---- Input data

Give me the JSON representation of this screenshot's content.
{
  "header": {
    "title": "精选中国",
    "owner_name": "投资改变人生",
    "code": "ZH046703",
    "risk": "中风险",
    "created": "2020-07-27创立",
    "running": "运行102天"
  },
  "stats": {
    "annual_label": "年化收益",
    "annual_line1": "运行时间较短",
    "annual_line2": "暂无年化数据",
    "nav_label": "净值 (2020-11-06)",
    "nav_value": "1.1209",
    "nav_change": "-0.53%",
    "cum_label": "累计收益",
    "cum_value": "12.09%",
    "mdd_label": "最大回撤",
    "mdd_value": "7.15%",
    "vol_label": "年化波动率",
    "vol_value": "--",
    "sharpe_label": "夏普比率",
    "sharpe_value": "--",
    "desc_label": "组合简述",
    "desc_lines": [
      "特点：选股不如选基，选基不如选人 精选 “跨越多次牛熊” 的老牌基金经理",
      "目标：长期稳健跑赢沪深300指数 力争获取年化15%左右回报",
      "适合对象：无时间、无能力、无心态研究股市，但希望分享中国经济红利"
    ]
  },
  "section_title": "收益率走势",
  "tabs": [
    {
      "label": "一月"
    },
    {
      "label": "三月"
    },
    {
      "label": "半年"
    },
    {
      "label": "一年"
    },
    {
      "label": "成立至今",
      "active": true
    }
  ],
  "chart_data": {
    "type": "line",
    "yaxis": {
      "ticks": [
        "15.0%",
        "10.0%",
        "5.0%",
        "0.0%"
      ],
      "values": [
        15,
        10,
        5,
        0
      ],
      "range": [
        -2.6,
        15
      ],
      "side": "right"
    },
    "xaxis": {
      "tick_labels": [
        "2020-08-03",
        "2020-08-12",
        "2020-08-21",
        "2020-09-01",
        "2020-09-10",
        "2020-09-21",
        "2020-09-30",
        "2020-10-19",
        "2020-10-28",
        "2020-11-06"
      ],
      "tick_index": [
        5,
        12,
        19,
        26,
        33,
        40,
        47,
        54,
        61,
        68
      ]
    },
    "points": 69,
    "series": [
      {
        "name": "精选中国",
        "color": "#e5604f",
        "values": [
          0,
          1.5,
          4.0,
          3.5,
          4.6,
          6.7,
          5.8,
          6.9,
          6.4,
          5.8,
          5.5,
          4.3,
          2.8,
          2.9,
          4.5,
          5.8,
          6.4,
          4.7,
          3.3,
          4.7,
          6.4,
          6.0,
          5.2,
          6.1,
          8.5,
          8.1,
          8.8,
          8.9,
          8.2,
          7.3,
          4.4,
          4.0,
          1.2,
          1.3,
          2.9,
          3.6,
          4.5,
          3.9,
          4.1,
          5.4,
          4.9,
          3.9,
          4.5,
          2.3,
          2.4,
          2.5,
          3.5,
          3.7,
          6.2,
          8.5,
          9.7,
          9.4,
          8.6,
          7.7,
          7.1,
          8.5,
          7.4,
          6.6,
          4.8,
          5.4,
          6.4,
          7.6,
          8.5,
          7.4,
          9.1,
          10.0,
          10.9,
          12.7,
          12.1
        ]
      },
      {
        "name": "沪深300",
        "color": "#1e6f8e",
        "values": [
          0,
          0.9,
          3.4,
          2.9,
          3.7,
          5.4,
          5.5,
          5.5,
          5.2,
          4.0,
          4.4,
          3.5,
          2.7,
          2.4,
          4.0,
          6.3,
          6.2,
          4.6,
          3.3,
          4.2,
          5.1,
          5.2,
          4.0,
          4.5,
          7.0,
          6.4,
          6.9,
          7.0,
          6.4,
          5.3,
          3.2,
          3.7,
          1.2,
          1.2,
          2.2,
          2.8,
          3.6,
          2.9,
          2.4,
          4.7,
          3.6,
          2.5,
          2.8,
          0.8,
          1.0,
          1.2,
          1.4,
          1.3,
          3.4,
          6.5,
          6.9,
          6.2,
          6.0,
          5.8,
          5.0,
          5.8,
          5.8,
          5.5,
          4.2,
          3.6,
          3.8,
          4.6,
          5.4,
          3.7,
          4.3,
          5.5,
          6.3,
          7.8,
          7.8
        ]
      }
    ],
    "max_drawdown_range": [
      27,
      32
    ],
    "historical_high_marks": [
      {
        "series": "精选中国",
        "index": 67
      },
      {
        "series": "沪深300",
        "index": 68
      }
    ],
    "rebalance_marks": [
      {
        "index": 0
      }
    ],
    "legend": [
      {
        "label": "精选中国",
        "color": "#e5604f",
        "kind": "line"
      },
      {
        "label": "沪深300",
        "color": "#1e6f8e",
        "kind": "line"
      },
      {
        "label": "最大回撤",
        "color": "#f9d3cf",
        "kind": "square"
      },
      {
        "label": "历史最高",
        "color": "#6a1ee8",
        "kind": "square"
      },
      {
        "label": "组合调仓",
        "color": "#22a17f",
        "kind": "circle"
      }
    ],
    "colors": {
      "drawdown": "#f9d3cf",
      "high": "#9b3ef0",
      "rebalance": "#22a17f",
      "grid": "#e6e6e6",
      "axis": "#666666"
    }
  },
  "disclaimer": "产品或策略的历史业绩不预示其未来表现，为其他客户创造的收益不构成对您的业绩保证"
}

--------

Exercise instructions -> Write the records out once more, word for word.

Task answer ->
Give me the JSON representation of this screenshot's content.
{
  "header": {
    "title": "精选中国",
    "owner_name": "投资改变人生",
    "code": "ZH046703",
    "risk": "中风险",
    "created": "2020-07-27创立",
    "running": "运行102天"
  },
  "stats": {
    "annual_label": "年化收益",
    "annual_line1": "运行时间较短",
    "annual_line2": "暂无年化数据",
    "nav_label": "净值 (2020-11-06)",
    "nav_value": "1.1209",
    "nav_change": "-0.53%",
    "cum_label": "累计收益",
    "cum_value": "12.09%",
    "mdd_label": "最大回撤",
    "mdd_value": "7.15%",
    "vol_label": "年化波动率",
    "vol_value": "--",
    "sharpe_label": "夏普比率",
    "sharpe_value": "--",
    "desc_label": "组合简述",
    "desc_lines": [
      "特点：选股不如选基，选基不如选人 精选 “跨越多次牛熊” 的老牌基金经理",
      "目标：长期稳健跑赢沪深300指数 力争获取年化15%左右回报",
      "适合对象：无时间、无能力、无心态研究股市，但希望分享中国经济红利"
    ]
  },
  "section_title": "收益率走势",
  "tabs": [
    {
      "label": "一月"
    },
    {
      "label": "三月"
    },
    {
      "label": "半年"
    },
    {
      "label": "一年"
    },
    {
      "label": "成立至今",
      "active": true
    }
  ],
  "chart_data": {
    "type": "line",
    "yaxis": {
      "ticks": [
        "15.0%",
        "10.0%",
        "5.0%",
        "0.0%"
      ],
      "values": [
        15,
        10,
        5,
        0
      ],
      "range": [
        -2.6,
        15
      ],
      "side": "right"
    },
    "xaxis": {
      "tick_labels": [
        "2020-08-03",
        "2020-08-12",
        "2020-08-21",
        "2020-09-01",
        "2020-09-10",
        "2020-09-21",
        "2020-09-30",
        "2020-10-19",
        "2020-10-28",
        "2020-11-06"
      ],
      "tick_index": [
        5,
        12,
        19,
        26,
        33,
        40,
        47,
        54,
        61,
        68
      ]
    },
    "points": 69,
    "series": [
      {
        "name": "精选中国",
        "color": "#e5604f",
        "values": [
          0,
          1.5,
          4.0,
          3.5,
          4.6,
          6.7,
          5.8,
          6.9,
          6.4,
          5.8,
          5.5,
          4.3,
          2.8,
          2.9,
          4.5,
          5.8,
          6.4,
          4.7,
          3.3,
          4.7,
          6.4,
          6.0,
          5.2,
          6.1,
          8.5,
          8.1,
          8.8,
          8.9,
          8.2,
          7.3,
          4.4,
          4.0,
          1.2,
          1.3,
          2.9,
          3.6,
          4.5,
          3.9,
          4.1,
          5.4,
          4.9,
          3.9,
          4.5,
          2.3,
          2.4,
          2.5,
          3.5,
          3.7,
          6.2,
          8.5,
          9.7,
          9.4,
          8.6,
          7.7,
          7.1,
          8.5,
          7.4,
          6.6,
          4.8,
          5.4,
          6.4,
          7.6,
          8.5,
          7.4,
          9.1,
          10.0,
          10.9,
          12.7,
          12.1
        ]
      },
      {
        "name": "沪深300",
        "color": "#1e6f8e",
        "values": [
          0,
          0.9,
          3.4,
          2.9,
          3.7,
          5.4,
          5.5,
          5.5,
          5.2,
          4.0,
          4.4,
          3.5,
          2.7,
          2.4,
          4.0,
          6.3,
          6.2,
          4.6,
          3.3,
          4.2,
          5.1,
          5.2,
          4.0,
          4.5,
          7.0,
          6.4,
          6.9,
          7.0,
          6.4,
          5.3,
          3.2,
          3.7,
          1.2,
          1.2,
          2.2,
          2.8,
          3.6,
          2.9,
          2.4,
          4.7,
          3.6,
          2.5,
          2.8,
          0.8,
          1.0,
          1.2,
          1.4,
          1.3,
          3.4,
          6.5,
          6.9,
          6.2,
          6.0,
          5.8,
          5.0,
          5.8,
          5.8,
          5.5,
          4.2,
          3.6,
          3.8,
          4.6,
          5.4,
          3.7,
          4.3,
          5.5,
          6.3,
          7.8,
          7.8
        ]
      }
    ],
    "max_drawdown_range": [
      27,
      32
    ],
    "historical_high_marks": [
      {
        "series": "精选中国",
        "index": 67
      },
      {
        "series": "沪深300",
        "index": 68
      }
    ],
    "rebalance_marks": [
      {
        "index": 0
      }
    ],
    "legend": [
      {
        "label": "精选中国",
        "color": "#e5604f",
        "kind": "line"
      },
      {
        "label": "沪深300",
        "color": "#1e6f8e",
        "kind": "line"
      },
      {
        "label": "最大回撤",
        "color": "#f9d3cf",
        "kind": "square"
      },
      {
        "label": "历史最高",
        "color": "#6a1ee8",
        "kind": "square"
      },
      {
        "label": "组合调仓",
        "color": "#22a17f",
        "kind": "circle"
      }
    ],
    "colors": {
      "drawdown": "#f9d3cf",
      "high": "#9b3ef0",
      "rebalance": "#22a17f",
      "grid": "#e6e6e6",
      "axis": "#666666"
    }
  },
  "disclaimer": "产品或策略的历史业绩不预示其未来表现，为其他客户创造的收益不构成对您的业绩保证"
}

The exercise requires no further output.